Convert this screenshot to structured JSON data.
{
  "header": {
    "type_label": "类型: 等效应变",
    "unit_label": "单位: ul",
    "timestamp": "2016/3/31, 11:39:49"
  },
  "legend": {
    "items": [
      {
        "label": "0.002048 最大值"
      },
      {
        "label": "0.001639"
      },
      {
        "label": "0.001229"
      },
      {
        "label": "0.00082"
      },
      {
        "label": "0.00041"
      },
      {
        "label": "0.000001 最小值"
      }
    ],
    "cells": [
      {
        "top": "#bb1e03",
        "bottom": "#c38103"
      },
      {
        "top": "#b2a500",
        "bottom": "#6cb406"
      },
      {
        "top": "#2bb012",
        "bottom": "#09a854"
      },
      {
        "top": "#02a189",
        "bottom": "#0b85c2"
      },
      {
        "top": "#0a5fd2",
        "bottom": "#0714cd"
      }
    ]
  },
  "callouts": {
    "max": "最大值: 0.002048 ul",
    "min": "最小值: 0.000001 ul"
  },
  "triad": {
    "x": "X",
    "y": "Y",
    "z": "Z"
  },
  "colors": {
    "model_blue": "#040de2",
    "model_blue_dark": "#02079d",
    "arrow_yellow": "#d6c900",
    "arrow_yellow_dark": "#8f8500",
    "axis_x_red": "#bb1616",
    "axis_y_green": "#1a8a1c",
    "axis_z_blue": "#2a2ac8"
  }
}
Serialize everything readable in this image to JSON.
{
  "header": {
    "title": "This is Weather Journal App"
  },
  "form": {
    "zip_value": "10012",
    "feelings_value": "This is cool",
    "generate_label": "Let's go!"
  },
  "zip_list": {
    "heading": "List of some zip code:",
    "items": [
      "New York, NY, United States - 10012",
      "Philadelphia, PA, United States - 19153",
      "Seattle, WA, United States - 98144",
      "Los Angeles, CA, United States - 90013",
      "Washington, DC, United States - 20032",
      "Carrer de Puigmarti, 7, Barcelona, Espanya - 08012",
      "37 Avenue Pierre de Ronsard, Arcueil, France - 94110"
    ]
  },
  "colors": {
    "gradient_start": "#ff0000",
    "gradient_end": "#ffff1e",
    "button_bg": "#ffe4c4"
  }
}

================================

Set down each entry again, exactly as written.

Convert this screenshot to structured JSON data.
{
  "header": {
    "type_label": "类型: 等效应变",
    "unit_label": "单位: ul",
    "timestamp": "2016/3/31, 11:39:49"
  },
  "legend": {
    "items": [
      {
        "label": "0.002048 最大值"
      },
      {
        "label": "0.001639"
      },
      {
        "label": "0.001229"
      },
      {
        "label": "0.00082"
      },
      {
        "label": "0.00041"
      },
      {
        "label": "0.000001 最小值"
      }
    ],
    "cells": [
      {
        "top": "#bb1e03",
        "bottom": "#c38103"
      },
      {
        "top": "#b2a500",
        "bottom": "#6cb406"
      },
      {
        "top": "#2bb012",
        "bottom": "#09a854"
      },
      {
        "top": "#02a189",
        "bottom": "#0b85c2"
      },
      {
        "top": "#0a5fd2",
        "bottom": "#0714cd"
      }
    ]
  },
  "callouts": {
    "max": "最大值: 0.002048 ul",
    "min": "最小值: 0.000001 ul"
  },
  "triad": {
    "x": "X",
    "y": "Y",
    "z": "Z"
  },
  "colors": {
    "model_blue": "#040de2",
    "model_blue_dark": "#02079d",
    "arrow_yellow": "#d6c900",
    "arrow_yellow_dark": "#8f8500",
    "axis_x_red": "#bb1616",
    "axis_y_green": "#1a8a1c",
    "axis_z_blue": "#2a2ac8"
  }
}
Serialize everything readable in this image to JSON.
{
  "header": {
    "title": "This is Weather Journal App"
  },
  "form": {
    "zip_value": "10012",
    "feelings_value": "This is cool",
    "generate_label": "Let's go!"
  },
  "zip_list": {
    "heading": "List of some zip code:",
    "items": [
      "New York, NY, United States - 10012",
      "Philadelphia, PA, United States - 19153",
      "Seattle, WA, United States - 98144",
      "Los Angeles, CA, United States - 90013",
      "Washington, DC, United States - 20032",
      "Carrer de Puigmarti, 7, Barcelona, Espanya - 08012",
      "37 Avenue Pierre de Ronsard, Arcueil, France - 94110"
    ]
  },
  "colors": {
    "gradient_start": "#ff0000",
    "gradient_end": "#ffff1e",
    "button_bg": "#ffe4c4"
  }
}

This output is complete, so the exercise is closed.